A third man with a rake shifts and turns the stalks so that they are all accessible to the men with flails, and the kernels are not beaten so much that the grain is unusable. The doors of the barn are open for several reasons; light and air, the reduction of dust, and it allows some of the chaff, the inedible straw and broken husks coating individual grains of wheat, to be blown away in a first approximation of winnowing the chaff from the wheat.
You’ll see threshing as the labor of August in the Da Costa Hours as well.

 

February from the Hours of Henry VIII

Detail from the calendar page for January
Book of Hours of Henry VIII Morgan Library MS. H f.1v
Jean Poyer, Tours, ca. 1500
Book of Hours of Henry VIII Morgan Library MS. H f.1v

This calendar page for February from the Morgan Library’s Hours of Henry VIII (Morgan MS. H.8 f1v) features a typical scene in terms of the the labors of February featured in books of hours; the master of the house is standing in front of the hearth, warming himself by the fire.

He’s wearing expensive clothing, indicated in particular by the fur trimming on his hat and overcoat, as well as the visible purse he wears.

The gentleman is standing in front of a substantial fireplace, with his back to the fire, and his is lifting the hem of his overcoat to warm his backside; a more delicate version of a similar scene from the Très Riches Heures calendar page for February.

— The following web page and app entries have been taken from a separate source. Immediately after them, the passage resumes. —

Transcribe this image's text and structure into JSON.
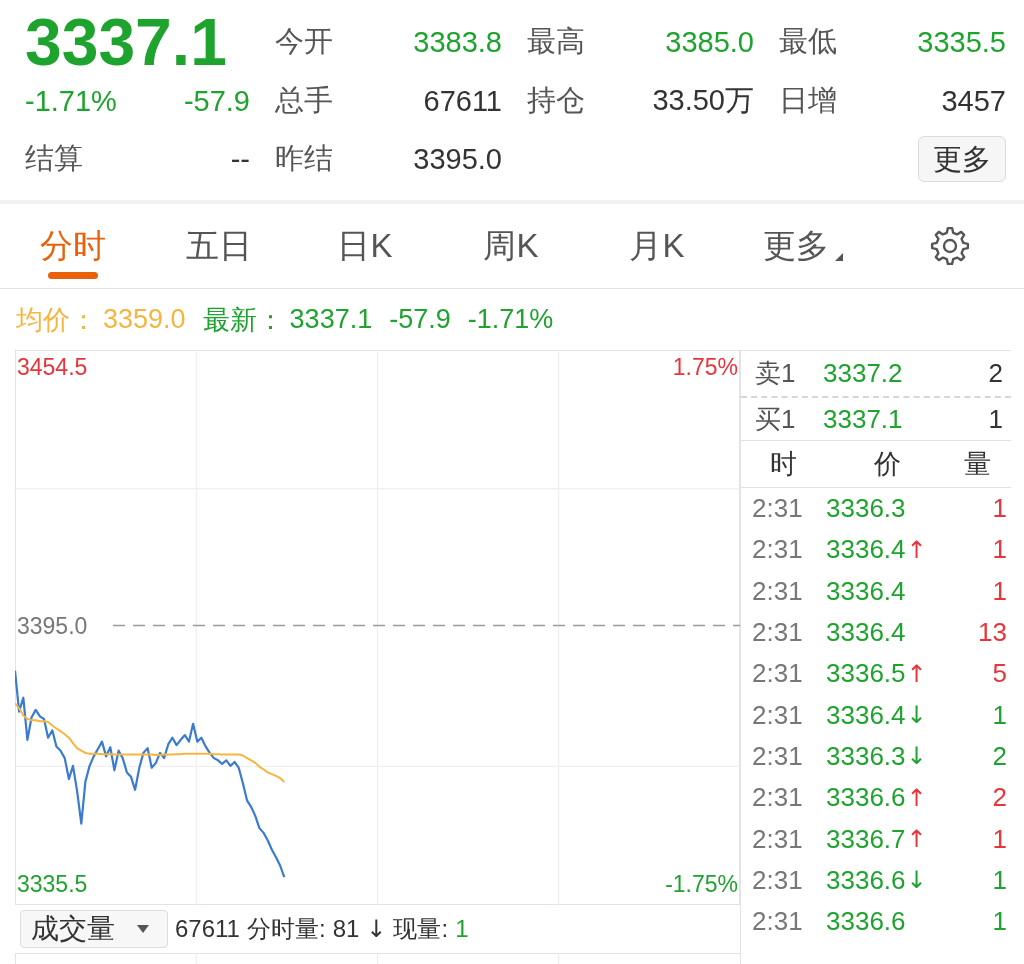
{
  "quote": {
    "price": "3337.1",
    "change_percent": "-1.71%",
    "change": "-57.9",
    "settlement": {
      "label": "结算",
      "value": "--"
    }
  },
  "stats": [
    {
      "label": "今开",
      "value": "3383.8",
      "color": "#1fa32f"
    },
    {
      "label": "最高",
      "value": "3385.0",
      "color": "#1fa32f"
    },
    {
      "label": "最低",
      "value": "3335.5",
      "color": "#1fa32f"
    },
    {
      "label": "总手",
      "value": "67611",
      "color": "#333333"
    },
    {
      "label": "持仓",
      "value": "33.50万",
      "color": "#333333"
    },
    {
      "label": "日增",
      "value": "3457",
      "color": "#333333"
    },
    {
      "label": "昨结",
      "value": "3395.0",
      "color": "#333333"
    }
  ],
  "more_button": {
    "label": "更多"
  },
  "tabs": [
    {
      "label": "分时",
      "selected": true,
      "kind": "tab"
    },
    {
      "label": "五日",
      "selected": false,
      "kind": "tab"
    },
    {
      "label": "日K",
      "selected": false,
      "kind": "tab"
    },
    {
      "label": "周K",
      "selected": false,
      "kind": "tab"
    },
    {
      "label": "月K",
      "selected": false,
      "kind": "tab"
    },
    {
      "label": "更多",
      "selected": false,
      "kind": "dropdown"
    }
  ],
  "legend": {
    "average": {
      "label": "均价：",
      "value": "3359.0"
    },
    "latest": {
      "label": "最新：",
      "price": "3337.1",
      "change": "-57.9",
      "percent": "-1.71%"
    }
  },
  "chart": {
    "chart_data": {
      "type": "line",
      "categories": [
        null,
        null,
        null,
        null,
        null,
        null,
        null,
        null,
        null,
        null,
        null,
        null,
        null,
        null,
        null,
        null,
        null,
        null,
        null,
        null,
        null,
        null,
        null,
        null,
        null,
        null,
        null,
        null,
        null,
        null,
        null,
        null,
        null,
        null,
        null,
        null,
        null,
        null,
        null,
        null,
        null,
        null,
        null,
        null,
        null,
        null,
        null,
        null,
        null,
        null,
        null,
        null,
        null,
        null,
        null,
        null,
        null,
        null,
        null,
        null,
        null,
        null,
        null,
        null,
        null,
        null,
        null,
        null,
        null,
        null,
        null,
        null,
        null,
        null,
        null,
        null,
        null,
        null,
        null,
        null,
        null,
        null,
        null,
        null,
        null,
        null,
        null,
        null,
        null,
        null,
        null,
        null,
        null,
        null,
        null,
        null,
        null,
        null,
        null,
        null,
        null,
        null,
        null,
        null,
        null,
        null,
        null,
        null,
        null,
        null,
        null,
        null,
        null,
        null,
        null,
        null,
        null,
        null,
        null,
        null,
        null,
        null,
        null,
        null,
        null,
        null,
        null,
        null,
        null,
        null,
        null,
        null,
        null,
        null,
        null,
        null,
        null,
        null,
        null,
        null,
        null,
        null,
        null,
        null,
        null,
        null,
        null,
        null,
        null,
        null,
        null,
        null,
        null,
        null,
        null,
        null,
        null,
        null,
        null,
        null,
        null,
        null,
        null,
        null,
        null,
        null,
        null,
        null,
        null,
        null,
        null,
        null,
        null,
        null,
        null
      ],
      "series": [
        {
          "color": "#3a7bd0",
          "values": [
            3384.6,
            3375.2,
            3378.4,
            3368.7,
            3373.9,
            3375.6,
            3374.1,
            3373.5,
            3369.2,
            3370.9,
            3367.2,
            3366.2,
            3364.5,
            3359.7,
            3362.7,
            3356.9,
            3349.4,
            3359.1,
            3362.7,
            3364.9,
            3366.6,
            3368.3,
            3364.9,
            3367.0,
            3361.7,
            3366.2,
            3364.5,
            3361.2,
            3360.2,
            3357.2,
            3362.3,
            3365.7,
            3366.8,
            3362.3,
            3363.4,
            3365.7,
            3364.5,
            3367.7,
            3369.2,
            3367.5,
            3368.7,
            3369.8,
            3368.3,
            3372.4,
            3368.3,
            3369.2,
            3367.2,
            3365.7,
            3364.5,
            3364.0,
            3363.2,
            3364.0,
            3362.7,
            3363.6,
            3362.3,
            3358.7,
            3354.8,
            3353.3,
            3351.2,
            3348.4,
            3347.3,
            3345.6,
            3343.4,
            3341.7,
            3339.8,
            3337.1,
            null,
            null,
            null,
            null,
            null,
            null,
            null,
            null,
            null,
            null,
            null,
            null,
            null,
            null,
            null,
            null,
            null,
            null,
            null,
            null,
            null,
            null,
            null,
            null,
            null,
            null,
            null,
            null,
            null,
            null,
            null,
            null,
            null,
            null,
            null,
            null,
            null,
            null,
            null,
            null,
            null,
            null,
            null,
            null,
            null,
            null,
            null,
            null,
            null,
            null,
            null,
            null,
            null,
            null,
            null,
            null,
            null,
            null,
            null,
            null,
            null,
            null,
            null,
            null,
            null,
            null,
            null,
            null,
            null,
            null,
            null,
            null,
            null,
            null,
            null,
            null,
            null,
            null,
            null,
            null,
            null,
            null,
            null,
            null,
            null,
            null,
            null,
            null,
            null,
            null,
            null,
            null,
            null,
            null,
            null,
            null,
            null,
            null,
            null,
            null,
            null,
            null,
            null,
            null,
            null,
            null,
            null,
            null,
            null
          ]
        },
        {
          "color": "#f5b53f",
          "values": [
            3377.1,
            3376.0,
            3374.3,
            3373.5,
            3373.2,
            3373.2,
            3373.0,
            3373.0,
            3372.8,
            3372.0,
            3371.3,
            3370.7,
            3370.0,
            3369.2,
            3367.9,
            3366.8,
            3366.2,
            3365.7,
            3365.5,
            3365.5,
            3365.5,
            3365.4,
            3365.4,
            3365.4,
            3365.3,
            3365.3,
            3365.3,
            3365.3,
            3365.3,
            3365.3,
            3365.3,
            3365.3,
            3365.3,
            3365.3,
            3365.2,
            3365.2,
            3365.3,
            3365.3,
            3365.3,
            3365.4,
            3365.4,
            3365.5,
            3365.5,
            3365.5,
            3365.5,
            3365.5,
            3365.5,
            3365.5,
            3365.4,
            3365.4,
            3365.3,
            3365.3,
            3365.3,
            3365.3,
            3365.3,
            3365.1,
            3364.5,
            3364.0,
            3363.4,
            3362.5,
            3361.9,
            3361.2,
            3360.8,
            3360.4,
            3359.9,
            3359.0,
            null,
            null,
            null,
            null,
            null,
            null,
            null,
            null,
            null,
            null,
            null,
            null,
            null,
            null,
            null,
            null,
            null,
            null,
            null,
            null,
            null,
            null,
            null,
            null,
            null,
            null,
            null,
            null,
            null,
            null,
            null,
            null,
            null,
            null,
            null,
            null,
            null,
            null,
            null,
            null,
            null,
            null,
            null,
            null,
            null,
            null,
            null,
            null,
            null,
            null,
            null,
            null,
            null,
            null,
            null,
            null,
            null,
            null,
            null,
            null,
            null,
            null,
            null,
            null,
            null,
            null,
            null,
            null,
            null,
            null,
            null,
            null,
            null,
            null,
            null,
            null,
            null,
            null,
            null,
            null,
            null,
            null,
            null,
            null,
            null,
            null,
            null,
            null,
            null,
            null,
            null,
            null,
            null,
            null,
            null,
            null,
            null,
            null,
            null,
            null,
            null,
            null,
            null,
            null,
            null,
            null,
            null,
            null,
            null
          ]
        }
      ],
      "ylim": [
        3330.7,
        3458.4
      ],
      "yticks": [
        {
          "value": 3454.5,
          "label": "3454.5"
        },
        {
          "value": 3395.0,
          "label": "3395.0"
        },
        {
          "value": 3335.5,
          "label": "3335.5"
        }
      ],
      "ref_lines": [
        {
          "axis": "y",
          "value": 3395.0
        }
      ]
    },
    "percent_labels": [
      {
        "text": "1.75%",
        "color": "#e8353b"
      },
      {
        "text": "-1.75%",
        "color": "#1fa32f"
      }
    ]
  },
  "volume_bar": {
    "selector": "成交量",
    "total": "67611",
    "minute_label": "分时量:",
    "minute_value": "81",
    "minute_arrow": "↓",
    "current_label": "现量:",
    "current_value": "1"
  },
  "order_book": [
    {
      "label": "卖1",
      "price": "3337.2",
      "qty": "2"
    },
    {
      "label": "买1",
      "price": "3337.1",
      "qty": "1"
    }
  ],
  "trades": {
    "columns": [
      "时",
      "价",
      "量"
    ],
    "rows": [
      {
        "time": "2:31",
        "price": "3336.3",
        "qty": "1",
        "color": "#e8353b"
      },
      {
        "time": "2:31",
        "price": "3336.4",
        "arrow": "↑",
        "qty": "1",
        "color": "#e8353b"
      },
      {
        "time": "2:31",
        "price": "3336.4",
        "qty": "1",
        "color": "#e8353b"
      },
      {
        "time": "2:31",
        "price": "3336.4",
        "qty": "13",
        "color": "#e8353b"
      },
      {
        "time": "2:31",
        "price": "3336.5",
        "arrow": "↑",
        "qty": "5",
        "color": "#e8353b"
      },
      {
        "time": "2:31",
        "price": "3336.4",
        "arrow": "↓",
        "qty": "1",
        "color": "#1fa32f"
      },
      {
        "time": "2:31",
        "price": "3336.3",
        "arrow": "↓",
        "qty": "2",
        "color": "#1fa32f"
      },
      {
        "time": "2:31",
        "price": "3336.6",
        "arrow": "↑",
        "qty": "2",
        "color": "#e8353b"
      },
      {
        "time": "2:31",
        "price": "3336.7",
        "arrow": "↑",
        "qty": "1",
        "color": "#e8353b"
      },
      {
        "time": "2:31",
        "price": "3336.6",
        "arrow": "↓",
        "qty": "1",
        "color": "#1fa32f"
      },
      {
        "time": "2:31",
        "price": "3336.6",
        "qty": "1",
        "color": "#1fa32f"
      }
    ]
  }
}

There’s a wooden settle in front of him, set before a table with a meal waiting. In the background is a bed with burgundy cover and curtains. In the front of the scene to the viewer’s left, a servant is entering, carrying two flagons which the Morgan library identifies as wine flagons; I can’t help but be reminded of the astrological symbol for January, Aquarius, the water-bearer.